◆ Description of the task
Repeat every record exactly as written.

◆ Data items
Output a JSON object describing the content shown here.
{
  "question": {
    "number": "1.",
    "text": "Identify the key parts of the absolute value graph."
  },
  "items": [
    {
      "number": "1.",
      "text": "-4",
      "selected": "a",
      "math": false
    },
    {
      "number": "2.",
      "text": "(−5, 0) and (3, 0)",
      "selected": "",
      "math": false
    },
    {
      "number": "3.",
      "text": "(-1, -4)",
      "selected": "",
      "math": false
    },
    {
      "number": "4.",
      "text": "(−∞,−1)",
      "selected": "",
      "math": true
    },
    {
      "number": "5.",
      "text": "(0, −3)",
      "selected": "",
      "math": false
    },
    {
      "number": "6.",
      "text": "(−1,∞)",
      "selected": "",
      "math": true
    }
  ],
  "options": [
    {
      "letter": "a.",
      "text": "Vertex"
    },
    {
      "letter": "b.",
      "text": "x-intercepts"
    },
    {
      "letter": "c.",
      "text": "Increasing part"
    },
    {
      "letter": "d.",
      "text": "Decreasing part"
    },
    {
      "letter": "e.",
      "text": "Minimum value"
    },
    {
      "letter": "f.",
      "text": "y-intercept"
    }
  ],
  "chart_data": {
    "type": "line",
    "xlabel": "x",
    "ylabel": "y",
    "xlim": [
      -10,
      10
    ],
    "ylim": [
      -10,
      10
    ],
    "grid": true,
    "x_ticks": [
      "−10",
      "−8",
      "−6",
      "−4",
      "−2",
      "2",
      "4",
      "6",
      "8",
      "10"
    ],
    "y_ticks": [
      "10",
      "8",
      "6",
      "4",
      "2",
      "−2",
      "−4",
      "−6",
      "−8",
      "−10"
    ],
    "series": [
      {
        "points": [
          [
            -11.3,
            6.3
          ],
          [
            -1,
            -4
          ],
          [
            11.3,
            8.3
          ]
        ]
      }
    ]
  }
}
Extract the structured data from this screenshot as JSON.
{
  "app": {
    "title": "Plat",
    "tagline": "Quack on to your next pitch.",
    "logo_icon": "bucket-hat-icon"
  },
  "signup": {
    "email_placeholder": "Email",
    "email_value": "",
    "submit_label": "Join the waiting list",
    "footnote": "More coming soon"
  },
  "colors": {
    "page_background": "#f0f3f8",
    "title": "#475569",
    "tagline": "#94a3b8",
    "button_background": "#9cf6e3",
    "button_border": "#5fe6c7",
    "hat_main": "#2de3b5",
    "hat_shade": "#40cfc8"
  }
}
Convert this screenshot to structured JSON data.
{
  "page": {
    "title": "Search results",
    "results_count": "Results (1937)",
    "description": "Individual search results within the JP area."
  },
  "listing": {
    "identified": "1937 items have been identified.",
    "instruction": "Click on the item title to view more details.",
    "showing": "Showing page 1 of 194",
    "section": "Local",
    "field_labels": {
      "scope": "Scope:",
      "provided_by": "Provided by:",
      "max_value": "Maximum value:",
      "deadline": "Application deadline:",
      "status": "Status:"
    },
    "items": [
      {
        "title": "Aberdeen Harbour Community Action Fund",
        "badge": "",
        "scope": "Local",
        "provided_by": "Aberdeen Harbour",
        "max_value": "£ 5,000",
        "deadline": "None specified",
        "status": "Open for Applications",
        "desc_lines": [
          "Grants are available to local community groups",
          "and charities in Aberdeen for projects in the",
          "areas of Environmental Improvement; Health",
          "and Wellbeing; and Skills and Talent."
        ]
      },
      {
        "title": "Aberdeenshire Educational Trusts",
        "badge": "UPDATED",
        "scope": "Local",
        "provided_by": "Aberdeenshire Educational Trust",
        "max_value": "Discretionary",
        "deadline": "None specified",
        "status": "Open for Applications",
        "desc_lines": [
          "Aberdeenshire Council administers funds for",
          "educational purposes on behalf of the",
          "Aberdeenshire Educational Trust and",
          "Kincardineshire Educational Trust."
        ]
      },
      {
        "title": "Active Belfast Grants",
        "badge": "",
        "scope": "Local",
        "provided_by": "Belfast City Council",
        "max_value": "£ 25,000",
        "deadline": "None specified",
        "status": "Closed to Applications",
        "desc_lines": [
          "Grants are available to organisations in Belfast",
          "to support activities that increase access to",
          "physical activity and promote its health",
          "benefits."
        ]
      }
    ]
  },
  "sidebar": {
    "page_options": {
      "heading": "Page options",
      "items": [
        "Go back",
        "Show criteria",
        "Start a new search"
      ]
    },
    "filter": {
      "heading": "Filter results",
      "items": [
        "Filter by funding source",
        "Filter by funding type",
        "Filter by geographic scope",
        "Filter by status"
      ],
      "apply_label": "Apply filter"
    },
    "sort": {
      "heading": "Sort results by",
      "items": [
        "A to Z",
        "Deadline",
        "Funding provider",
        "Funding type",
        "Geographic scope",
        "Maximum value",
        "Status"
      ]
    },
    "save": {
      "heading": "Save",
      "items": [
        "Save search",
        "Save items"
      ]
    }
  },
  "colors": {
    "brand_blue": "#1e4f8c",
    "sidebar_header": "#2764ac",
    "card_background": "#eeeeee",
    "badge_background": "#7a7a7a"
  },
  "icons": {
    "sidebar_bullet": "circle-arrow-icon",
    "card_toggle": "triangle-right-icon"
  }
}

◆ Response box
Output a JSON object describing the content shown here.
{
  "question": {
    "number": "1.",
    "text": "Identify the key parts of the absolute value graph."
  },
  "items": [
    {
      "number": "1.",
      "text": "-4",
      "selected": "a",
      "math": false
    },
    {
      "number": "2.",
      "text": "(−5, 0) and (3, 0)",
      "selected": "",
      "math": false
    },
    {
      "number": "3.",
      "text": "(-1, -4)",
      "selected": "",
      "math": false
    },
    {
      "number": "4.",
      "text": "(−∞,−1)",
      "selected": "",
      "math": true
    },
    {
      "number": "5.",
      "text": "(0, −3)",
      "selected": "",
      "math": false
    },
    {
      "number": "6.",
      "text": "(−1,∞)",
      "selected": "",
      "math": true
    }
  ],
  "options": [
    {
      "letter": "a.",
      "text": "Vertex"
    },
    {
      "letter": "b.",
      "text": "x-intercepts"
    },
    {
      "letter": "c.",
      "text": "Increasing part"
    },
    {
      "letter": "d.",
      "text": "Decreasing part"
    },
    {
      "letter": "e.",
      "text": "Minimum value"
    },
    {
      "letter": "f.",
      "text": "y-intercept"
    }
  ],
  "chart_data": {
    "type": "line",
    "xlabel": "x",
    "ylabel": "y",
    "xlim": [
      -10,
      10
    ],
    "ylim": [
      -10,
      10
    ],
    "grid": true,
    "x_ticks": [
      "−10",
      "−8",
      "−6",
      "−4",
      "−2",
      "2",
      "4",
      "6",
      "8",
      "10"
    ],
    "y_ticks": [
      "10",
      "8",
      "6",
      "4",
      "2",
      "−2",
      "−4",
      "−6",
      "−8",
      "−10"
    ],
    "series": [
      {
        "points": [
          [
            -11.3,
            6.3
          ],
          [
            -1,
            -4
          ],
          [
            11.3,
            8.3
          ]
        ]
      }
    ]
  }
}
Extract the structured data from this screenshot as JSON.
{
  "app": {
    "title": "Plat",
    "tagline": "Quack on to your next pitch.",
    "logo_icon": "bucket-hat-icon"
  },
  "signup": {
    "email_placeholder": "Email",
    "email_value": "",
    "submit_label": "Join the waiting list",
    "footnote": "More coming soon"
  },
  "colors": {
    "page_background": "#f0f3f8",
    "title": "#475569",
    "tagline": "#94a3b8",
    "button_background": "#9cf6e3",
    "button_border": "#5fe6c7",
    "hat_main": "#2de3b5",
    "hat_shade": "#40cfc8"
  }
}
Convert this screenshot to structured JSON data.
{
  "page": {
    "title": "Search results",
    "results_count": "Results (1937)",
    "description": "Individual search results within the JP area."
  },
  "listing": {
    "identified": "1937 items have been identified.",
    "instruction": "Click on the item title to view more details.",
    "showing": "Showing page 1 of 194",
    "section": "Local",
    "field_labels": {
      "scope": "Scope:",
      "provided_by": "Provided by:",
      "max_value": "Maximum value:",
      "deadline": "Application deadline:",
      "status": "Status:"
    },
    "items": [
      {
        "title": "Aberdeen Harbour Community Action Fund",
        "badge": "",
        "scope": "Local",
        "provided_by": "Aberdeen Harbour",
        "max_value": "£ 5,000",
        "deadline": "None specified",
        "status": "Open for Applications",
        "desc_lines": [
          "Grants are available to local community groups",
          "and charities in Aberdeen for projects in the",
          "areas of Environmental Improvement; Health",
          "and Wellbeing; and Skills and Talent."
        ]
      },
      {
        "title": "Aberdeenshire Educational Trusts",
        "badge": "UPDATED",
        "scope": "Local",
        "provided_by": "Aberdeenshire Educational Trust",
        "max_value": "Discretionary",
        "deadline": "None specified",
        "status": "Open for Applications",
        "desc_lines": [
          "Aberdeenshire Council administers funds for",
          "educational purposes on behalf of the",
          "Aberdeenshire Educational Trust and",
          "Kincardineshire Educational Trust."
        ]
      },
      {
        "title": "Active Belfast Grants",
        "badge": "",
        "scope": "Local",
        "provided_by": "Belfast City Council",
        "max_value": "£ 25,000",
        "deadline": "None specified",
        "status": "Closed to Applications",
        "desc_lines": [
          "Grants are available to organisations in Belfast",
          "to support activities that increase access to",
          "physical activity and promote its health",
          "benefits."
        ]
      }
    ]
  },
  "sidebar": {
    "page_options": {
      "heading": "Page options",
      "items": [
        "Go back",
        "Show criteria",
        "Start a new search"
      ]
    },
    "filter": {
      "heading": "Filter results",
      "items": [
        "Filter by funding source",
        "Filter by funding type",
        "Filter by geographic scope",
        "Filter by status"
      ],
      "apply_label": "Apply filter"
    },
    "sort": {
      "heading": "Sort results by",
      "items": [
        "A to Z",
        "Deadline",
        "Funding provider",
        "Funding type",
        "Geographic scope",
        "Maximum value",
        "Status"
      ]
    },
    "save": {
      "heading": "Save",
      "items": [
        "Save search",
        "Save items"
      ]
    }
  },
  "colors": {
    "brand_blue": "#1e4f8c",
    "sidebar_header": "#2764ac",
    "card_background": "#eeeeee",
    "badge_background": "#7a7a7a"
  },
  "icons": {
    "sidebar_bullet": "circle-arrow-icon",
    "card_toggle": "triangle-right-icon"
  }
}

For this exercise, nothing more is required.